Action item —
Which lines of the entries contain the word "count"? Please list them.

####################

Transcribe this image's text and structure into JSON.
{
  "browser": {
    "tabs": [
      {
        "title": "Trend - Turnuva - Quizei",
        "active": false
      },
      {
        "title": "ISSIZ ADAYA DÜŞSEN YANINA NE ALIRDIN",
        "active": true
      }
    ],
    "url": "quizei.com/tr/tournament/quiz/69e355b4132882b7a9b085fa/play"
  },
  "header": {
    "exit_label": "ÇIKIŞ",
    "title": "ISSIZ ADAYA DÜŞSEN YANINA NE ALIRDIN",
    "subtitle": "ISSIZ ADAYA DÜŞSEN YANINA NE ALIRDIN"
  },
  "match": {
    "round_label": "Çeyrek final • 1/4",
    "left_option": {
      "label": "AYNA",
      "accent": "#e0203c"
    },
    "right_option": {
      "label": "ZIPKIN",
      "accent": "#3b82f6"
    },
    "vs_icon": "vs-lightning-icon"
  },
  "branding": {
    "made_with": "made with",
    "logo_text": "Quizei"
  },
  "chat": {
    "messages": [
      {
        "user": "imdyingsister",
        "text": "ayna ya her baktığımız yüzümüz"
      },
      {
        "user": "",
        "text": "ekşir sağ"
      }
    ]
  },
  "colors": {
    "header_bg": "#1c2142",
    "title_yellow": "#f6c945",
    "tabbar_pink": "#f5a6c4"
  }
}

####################

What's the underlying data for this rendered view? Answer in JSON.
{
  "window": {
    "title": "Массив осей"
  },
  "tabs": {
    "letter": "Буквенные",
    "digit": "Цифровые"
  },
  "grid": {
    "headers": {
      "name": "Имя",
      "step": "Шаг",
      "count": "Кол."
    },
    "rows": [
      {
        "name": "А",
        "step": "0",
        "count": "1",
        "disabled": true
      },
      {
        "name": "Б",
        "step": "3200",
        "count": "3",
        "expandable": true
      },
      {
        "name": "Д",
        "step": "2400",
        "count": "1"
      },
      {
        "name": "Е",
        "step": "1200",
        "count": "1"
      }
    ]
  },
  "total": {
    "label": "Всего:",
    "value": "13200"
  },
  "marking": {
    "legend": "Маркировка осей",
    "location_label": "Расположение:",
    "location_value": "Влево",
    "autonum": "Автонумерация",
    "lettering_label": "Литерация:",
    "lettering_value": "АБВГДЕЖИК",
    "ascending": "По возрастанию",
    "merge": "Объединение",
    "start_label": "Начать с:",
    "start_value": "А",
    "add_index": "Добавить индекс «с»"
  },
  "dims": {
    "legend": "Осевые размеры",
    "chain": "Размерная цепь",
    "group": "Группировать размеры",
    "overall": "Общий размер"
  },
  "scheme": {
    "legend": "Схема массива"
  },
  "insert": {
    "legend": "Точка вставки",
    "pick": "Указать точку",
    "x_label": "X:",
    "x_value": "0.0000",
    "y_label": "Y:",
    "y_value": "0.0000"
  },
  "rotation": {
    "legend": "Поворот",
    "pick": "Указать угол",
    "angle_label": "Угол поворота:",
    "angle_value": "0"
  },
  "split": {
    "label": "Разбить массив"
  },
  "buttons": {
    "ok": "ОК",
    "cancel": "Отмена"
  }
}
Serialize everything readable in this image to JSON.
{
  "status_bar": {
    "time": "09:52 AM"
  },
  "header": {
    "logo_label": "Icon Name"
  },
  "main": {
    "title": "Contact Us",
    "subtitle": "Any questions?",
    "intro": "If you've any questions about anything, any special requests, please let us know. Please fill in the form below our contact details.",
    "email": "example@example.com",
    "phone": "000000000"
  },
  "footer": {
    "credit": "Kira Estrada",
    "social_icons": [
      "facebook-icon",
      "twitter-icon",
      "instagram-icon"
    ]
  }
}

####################

Task answer —
      "count": "Кол."
        "count": "1",
        "count": "3",
        "count": "1"
        "count": "1"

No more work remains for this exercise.